* **WHAT TO DO**:
In your copy, include every entry exactly as written but no pictures.

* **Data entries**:
━━━━━━━━━━━━━━━━━━━━
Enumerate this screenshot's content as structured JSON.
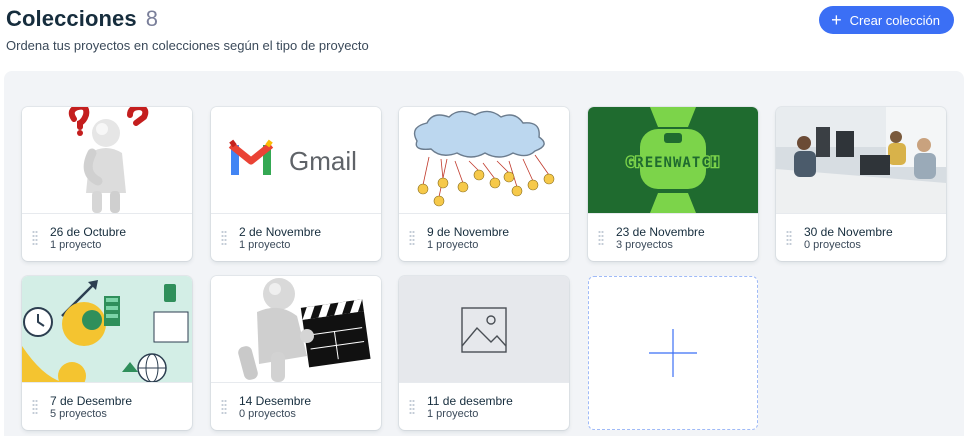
{
  "header": {
    "title": "Colecciones",
    "count": "8",
    "subtitle": "Ordena tus proyectos en colecciones según el tipo de proyecto",
    "create_button": "Crear colección"
  },
  "collections": [
    {
      "name": "26 de Octubre",
      "projects": "1 proyecto",
      "thumbnail": "figure-thinking-question-marks"
    },
    {
      "name": "2 de Novembre",
      "projects": "1 proyecto",
      "thumbnail": "gmail-logo",
      "thumbnail_text": "Gmail"
    },
    {
      "name": "9 de Novembre",
      "projects": "1 proyecto",
      "thumbnail": "cloud-lightbulbs"
    },
    {
      "name": "23 de Novembre",
      "projects": "3 proyectos",
      "thumbnail": "greenwatch-logo",
      "thumbnail_text": "GREENWATCH"
    },
    {
      "name": "30 de Novembre",
      "projects": "0 proyectos",
      "thumbnail": "office-photo"
    },
    {
      "name": "7 de Desembre",
      "projects": "5 proyectos",
      "thumbnail": "finance-illustration"
    },
    {
      "name": "14 Desembre",
      "projects": "0 proyectos",
      "thumbnail": "figure-clapperboard"
    },
    {
      "name": "11 de desembre",
      "projects": "1 proyecto",
      "thumbnail": "image-placeholder-icon"
    }
  ],
  "colors": {
    "accent": "#3b6ff5",
    "title": "#162d3d",
    "count": "#7a7f9a",
    "panel_bg": "#f2f4f7",
    "greenwatch_bg": "#1f6b2f",
    "greenwatch_green": "#7cd44a"
  }
}
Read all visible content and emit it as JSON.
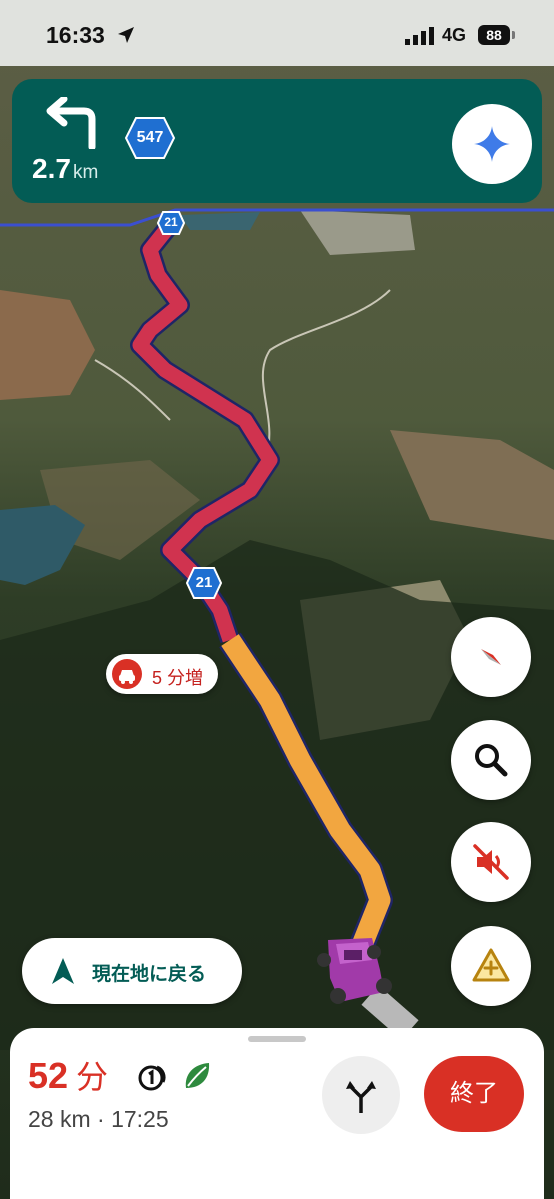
{
  "status_bar": {
    "time": "16:33",
    "network": "4G",
    "battery": "88"
  },
  "navigation": {
    "distance": "2.7",
    "distance_unit": "km",
    "next_road_shield": "547",
    "turn_direction": "turn-left-arrow-icon"
  },
  "map": {
    "route_shields": [
      "21",
      "21"
    ],
    "traffic_delay": "5 分増",
    "colors": {
      "route_heavy": "#d0334f",
      "route_moderate": "#f2a640",
      "route_outline": "#1f2566",
      "nav_card": "#035c55",
      "accent_red": "#d93025"
    }
  },
  "controls": {
    "compass": "compass-icon",
    "search": "search-icon",
    "mute": "volume-off-icon",
    "report": "report-incident-icon",
    "recenter_label": "現在地に戻る"
  },
  "trip": {
    "eta_minutes": "52",
    "eta_unit": "分",
    "detail": "28 km · 17:25",
    "end_label": "終了"
  }
}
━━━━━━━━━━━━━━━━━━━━
* **YOUR RESPONSE**:
Enumerate this screenshot's content as structured JSON.
{
  "header": {
    "title": "Colecciones",
    "count": "8",
    "subtitle": "Ordena tus proyectos en colecciones según el tipo de proyecto",
    "create_button": "Crear colección"
  },
  "collections": [
    {
      "name": "26 de Octubre",
      "projects": "1 proyecto",
      "thumbnail": "figure-thinking-question-marks"
    },
    {
      "name": "2 de Novembre",
      "projects": "1 proyecto",
      "thumbnail": "gmail-logo",
      "thumbnail_text": "Gmail"
    },
    {
      "name": "9 de Novembre",
      "projects": "1 proyecto",
      "thumbnail": "cloud-lightbulbs"
    },
    {
      "name": "23 de Novembre",
      "projects": "3 proyectos",
      "thumbnail": "greenwatch-logo",
      "thumbnail_text": "GREENWATCH"
    },
    {
      "name": "30 de Novembre",
      "projects": "0 proyectos",
      "thumbnail": "office-photo"
    },
    {
      "name": "7 de Desembre",
      "projects": "5 proyectos",
      "thumbnail": "finance-illustration"
    },
    {
      "name": "14 Desembre",
      "projects": "0 proyectos",
      "thumbnail": "figure-clapperboard"
    },
    {
      "name": "11 de desembre",
      "projects": "1 proyecto",
      "thumbnail": "image-placeholder-icon"
    }
  ],
  "colors": {
    "accent": "#3b6ff5",
    "title": "#162d3d",
    "count": "#7a7f9a",
    "panel_bg": "#f2f4f7",
    "greenwatch_bg": "#1f6b2f",
    "greenwatch_green": "#7cd44a"
  }
}
Read all visible content and emit it as JSON.
{
  "status_bar": {
    "time": "16:33",
    "network": "4G",
    "battery": "88"
  },
  "navigation": {
    "distance": "2.7",
    "distance_unit": "km",
    "next_road_shield": "547",
    "turn_direction": "turn-left-arrow-icon"
  },
  "map": {
    "route_shields": [
      "21",
      "21"
    ],
    "traffic_delay": "5 分増",
    "colors": {
      "route_heavy": "#d0334f",
      "route_moderate": "#f2a640",
      "route_outline": "#1f2566",
      "nav_card": "#035c55",
      "accent_red": "#d93025"
    }
  },
  "controls": {
    "compass": "compass-icon",
    "search": "search-icon",
    "mute": "volume-off-icon",
    "report": "report-incident-icon",
    "recenter_label": "現在地に戻る"
  },
  "trip": {
    "eta_minutes": "52",
    "eta_unit": "分",
    "detail": "28 km · 17:25",
    "end_label": "終了"
  }
}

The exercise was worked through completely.